§ Problem:
Using the listing below, report how many lines contain the word "Options" and give no other words.

- Opening Delimiter -

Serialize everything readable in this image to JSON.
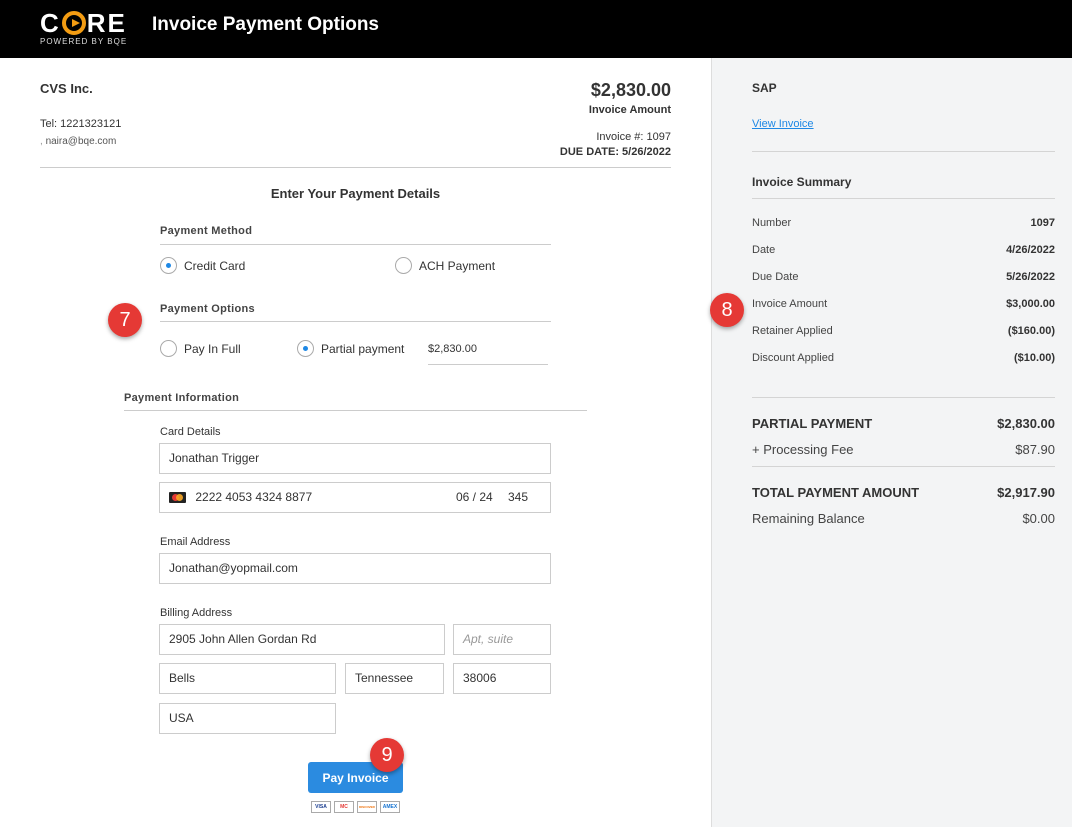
{
  "header": {
    "logo_text_c": "C",
    "logo_text_re": "RE",
    "logo_sub": "POWERED BY BQE",
    "title": "Invoice Payment Options"
  },
  "client": {
    "name": "CVS Inc.",
    "tel": "Tel: 1221323121",
    "email": "naira@bqe.com"
  },
  "invoice": {
    "amount": "$2,830.00",
    "amount_label": "Invoice Amount",
    "number_text": "Invoice #: 1097",
    "due_text": "DUE DATE: 5/26/2022"
  },
  "form": {
    "heading": "Enter Your Payment Details",
    "payment_method_label": "Payment Method",
    "credit_card_label": "Credit Card",
    "ach_label": "ACH Payment",
    "payment_options_label": "Payment Options",
    "pay_in_full_label": "Pay In Full",
    "partial_label": "Partial payment",
    "partial_amount": "$2,830.00",
    "payment_info_label": "Payment Information",
    "card_details_label": "Card Details",
    "card_name": "Jonathan Trigger",
    "card_number": "2222 4053 4324 8877",
    "card_expiry": "06 / 24",
    "card_cvc": "345",
    "email_label": "Email Address",
    "email_value": "Jonathan@yopmail.com",
    "billing_label": "Billing Address",
    "street": "2905 John Allen Gordan Rd",
    "apt_placeholder": "Apt, suite",
    "city": "Bells",
    "state": "Tennessee",
    "zip": "38006",
    "country": "USA",
    "pay_button": "Pay Invoice",
    "card_brands": [
      "VISA",
      "MC",
      "DISCOVER",
      "AMEX"
    ]
  },
  "badges": {
    "b7": "7",
    "b8": "8",
    "b9": "9"
  },
  "sidebar": {
    "company": "SAP",
    "view_invoice": "View Invoice",
    "summary_title": "Invoice Summary",
    "rows": [
      {
        "label": "Number",
        "value": "1097"
      },
      {
        "label": "Date",
        "value": "4/26/2022"
      },
      {
        "label": "Due Date",
        "value": "5/26/2022"
      },
      {
        "label": "Invoice Amount",
        "value": "$3,000.00"
      },
      {
        "label": "Retainer Applied",
        "value": "($160.00)"
      },
      {
        "label": "Discount Applied",
        "value": "($10.00)"
      }
    ],
    "partial_label": "PARTIAL PAYMENT",
    "partial_value": "$2,830.00",
    "fee_label": "+ Processing Fee",
    "fee_value": "$87.90",
    "total_label": "TOTAL PAYMENT AMOUNT",
    "total_value": "$2,917.90",
    "remaining_label": "Remaining Balance",
    "remaining_value": "$0.00"
  },
  "colors": {
    "accent": "#2b8be0",
    "logo_orange": "#f39c12",
    "badge_red": "#e53935"
  }
}
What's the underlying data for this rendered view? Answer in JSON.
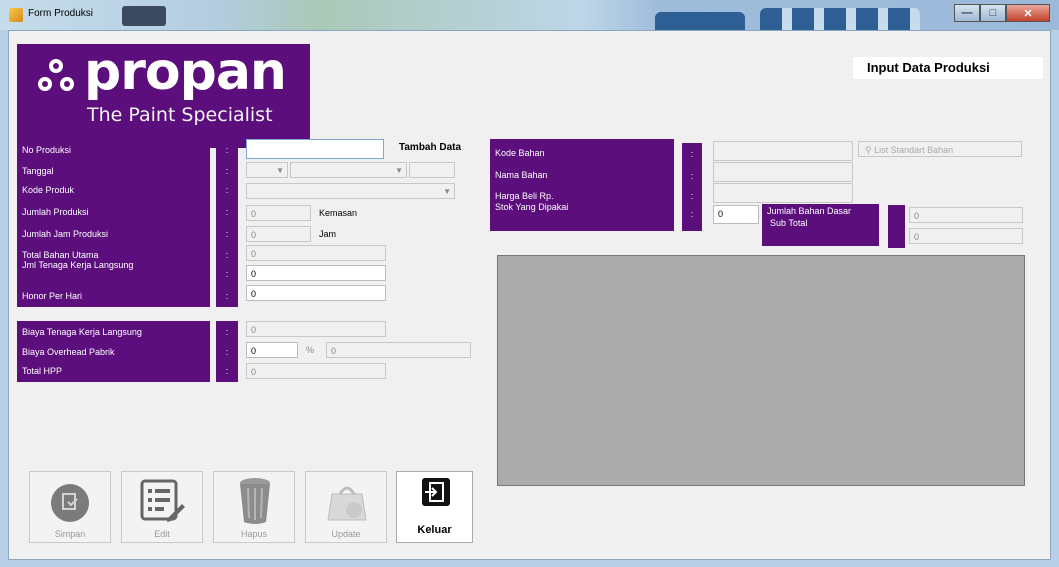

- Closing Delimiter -

§ Exercise solution:
2